A possible defect of guanosine 3′-5′-cyclic monophosphate (cGMP) content in the renal tissue caused by an increased activity of cGMP phosphodiesterase (PDE) has, so far, not been evaluated in the pathogenesis of renal resistance to endogenous natriuretic peptides (ENP) in cirrhosis with ascites. To test this hypothesis the activity of cGMP-PDE and the concentration of cGMP were evaluated in vitro in the renal tissue of 10 control rats and 10 cirrhotic rats with ascites before and after the intravenous (IV) administration of Zaprinast (Sigma, St. Louis, MO), a specific cGMP-PDE inhibitor (30 μg/kg/min). Moreover, the effects of the intravenous administration of Zaprinast (15 μg/kg/min and 30 μg/kg/min) on renal plasma flow (RPF), glomerular filtration rate (GFR), and urinary sodium excretion (UNaV) were evaluated in 10 conscious control rats and 10 conscious cirrhotic rats with ascites.
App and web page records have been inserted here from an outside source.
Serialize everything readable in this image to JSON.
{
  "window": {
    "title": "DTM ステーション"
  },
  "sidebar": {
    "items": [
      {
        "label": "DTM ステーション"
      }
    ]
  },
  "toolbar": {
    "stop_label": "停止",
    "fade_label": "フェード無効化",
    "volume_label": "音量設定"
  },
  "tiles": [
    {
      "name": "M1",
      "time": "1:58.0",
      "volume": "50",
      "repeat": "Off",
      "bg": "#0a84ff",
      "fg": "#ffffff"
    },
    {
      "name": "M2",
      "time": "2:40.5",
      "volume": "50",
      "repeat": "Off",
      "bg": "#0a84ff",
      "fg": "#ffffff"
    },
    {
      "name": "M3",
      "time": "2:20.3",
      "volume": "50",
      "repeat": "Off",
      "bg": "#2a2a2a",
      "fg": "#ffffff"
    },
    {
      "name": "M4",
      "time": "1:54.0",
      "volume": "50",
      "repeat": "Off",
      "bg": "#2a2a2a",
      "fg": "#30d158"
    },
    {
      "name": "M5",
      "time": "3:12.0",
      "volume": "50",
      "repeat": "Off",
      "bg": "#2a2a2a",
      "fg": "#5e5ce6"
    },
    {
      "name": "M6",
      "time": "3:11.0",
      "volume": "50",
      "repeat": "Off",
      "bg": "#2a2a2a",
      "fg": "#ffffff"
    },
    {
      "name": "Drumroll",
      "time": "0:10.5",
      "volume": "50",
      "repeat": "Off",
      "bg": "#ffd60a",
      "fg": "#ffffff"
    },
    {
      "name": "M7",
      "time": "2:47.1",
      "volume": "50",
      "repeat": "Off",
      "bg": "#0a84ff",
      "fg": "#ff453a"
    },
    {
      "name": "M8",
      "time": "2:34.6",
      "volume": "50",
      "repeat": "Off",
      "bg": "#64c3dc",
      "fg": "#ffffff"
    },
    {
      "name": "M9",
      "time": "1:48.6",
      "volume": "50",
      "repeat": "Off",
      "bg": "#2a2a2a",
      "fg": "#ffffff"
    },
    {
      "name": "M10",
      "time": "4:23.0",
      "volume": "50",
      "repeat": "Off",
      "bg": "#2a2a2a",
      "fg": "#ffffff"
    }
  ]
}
The effects of Zaprinast on plasma renin activity (PRA) was also evaluated in 10 control rats and in 10 cirrhotic rats with ascites. Finally, the effect of Zaprinast on RPF, GFR, and UNaV were evaluated in 10 cirrhotic rats after the IV administration of the ENP-receptor antagonist, HS-142-1. The renal content of cGMP was reduced in cirrhotic rats because of increased activity of cGMP-PDE. Zaprinast inhibited cGMP-PDE activity and increased the renal content of cGMP in these animals. The inhibition of cGMP-PDE was associated with an increase in RPF, GFR, and UNaV and a reduction in PRA. HS-142-1 prevented any renal effect of Zaprinast in cirrhotic rats. In conclusion, an increased activity of the cGMP-PDE in renal tissue contributes to the renal resistance to ENP in cirrhosis with ascites.